The introduction and the concluding chapter are the strongest parts of this book, and could have been expanded. For instance, Evans does not always define her terms or explain certain circumstances when she first uses them, and the introduction would have been a good place to do that. There is a lengthy section about the overall development of higher education in the United States, and this would have been a good opportunity to explain such terms as "normal schools," especially since black women had more access to these schools early on than to colleges and universities. Most terms are described somewhere in the text, but in some cases very late in the book; in a few instances, the final chapter provides the first full definition of certain terms.
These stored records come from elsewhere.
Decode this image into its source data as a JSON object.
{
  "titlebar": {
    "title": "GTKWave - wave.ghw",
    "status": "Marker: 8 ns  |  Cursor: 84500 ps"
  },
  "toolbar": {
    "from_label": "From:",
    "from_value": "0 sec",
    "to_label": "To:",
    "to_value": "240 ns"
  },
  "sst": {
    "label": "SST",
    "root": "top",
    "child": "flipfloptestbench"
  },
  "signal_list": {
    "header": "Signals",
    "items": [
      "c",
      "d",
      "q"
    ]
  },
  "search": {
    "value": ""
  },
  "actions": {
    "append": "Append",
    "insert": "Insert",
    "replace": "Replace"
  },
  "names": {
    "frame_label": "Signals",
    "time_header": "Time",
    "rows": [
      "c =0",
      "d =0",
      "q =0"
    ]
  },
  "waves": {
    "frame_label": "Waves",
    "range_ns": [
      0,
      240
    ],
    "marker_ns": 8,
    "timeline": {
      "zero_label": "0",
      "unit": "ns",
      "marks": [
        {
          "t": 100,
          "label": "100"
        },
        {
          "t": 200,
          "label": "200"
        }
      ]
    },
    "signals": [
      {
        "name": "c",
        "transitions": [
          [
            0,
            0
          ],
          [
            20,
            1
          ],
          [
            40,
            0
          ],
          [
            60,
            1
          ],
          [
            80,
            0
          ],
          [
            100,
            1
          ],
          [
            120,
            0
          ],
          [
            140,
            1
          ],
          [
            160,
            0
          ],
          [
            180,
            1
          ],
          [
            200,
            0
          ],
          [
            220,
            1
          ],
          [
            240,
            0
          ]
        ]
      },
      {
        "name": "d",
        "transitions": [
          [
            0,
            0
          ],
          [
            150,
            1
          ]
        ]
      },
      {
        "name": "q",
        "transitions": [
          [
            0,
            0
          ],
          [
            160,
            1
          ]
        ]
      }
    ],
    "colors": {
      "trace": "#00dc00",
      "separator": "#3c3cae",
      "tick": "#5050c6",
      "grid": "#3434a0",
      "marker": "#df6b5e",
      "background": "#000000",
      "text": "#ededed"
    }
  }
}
On a relatively minor note, the maps that interpret statistical data from other works were often unclear and the same information could have been presented much more clearly as a table.
As a Black feminist reader, I think I drew most of the conclusions Evans intended for her readers, but this might not be the case for readers who are not familiar with Collins' work in particular, or Black feminism in general. There are also many times when Evans drops very interesting hints to which I wished she had devoted more time. The most important of these hints is the way in which differences among black women are important to understanding who gained higher education and why. I have the impression that economics was the most important of these differences, but this does not account for how a woman born enslaved was able to rise so high. Skin color and "passing" are only briefly touched upon, but this could have been a good subject to problematize the ideas of racial pride versus the desire to pull away from the Black masses, and is yet another instance of the intersection of oppression for Black women. Also, many of the women Evans profiles obtained their degrees abroad, made possible only through certain factors including the economic wherewithal to live abroad and facility in another language, and which resulted in the qualifier of "American" being attached to their identities.
Evans' book is not proscriptive, but there are abundant lessons that can be drawn from it as we are reevaluating the roles of standardized testing, affirmative action, and poverty in education today. The time span this book covers, which in some cases may seem so long ago, is really the beginning of an unbroken history in which we are now living. In this sense, I can see this volume being of great interest in Education courses. The Introduction and final chapter could be very relevant in many courses with a Black feminist orientation, and the individual histories are very interesting. Evans' writing style is clear and accessible, and for the most part, the chapters of this volume can be read separately, facilitating their use in coursework.
Kathleen Sterling is a Provost's Academic Diversity Postdoctoral Associate at Cornell University, in the Archaelogy Program and the Department of Anthropology.
|Gale Copyright:||Copyright 2007 Gale, Cengage Learning. All rights reserved.|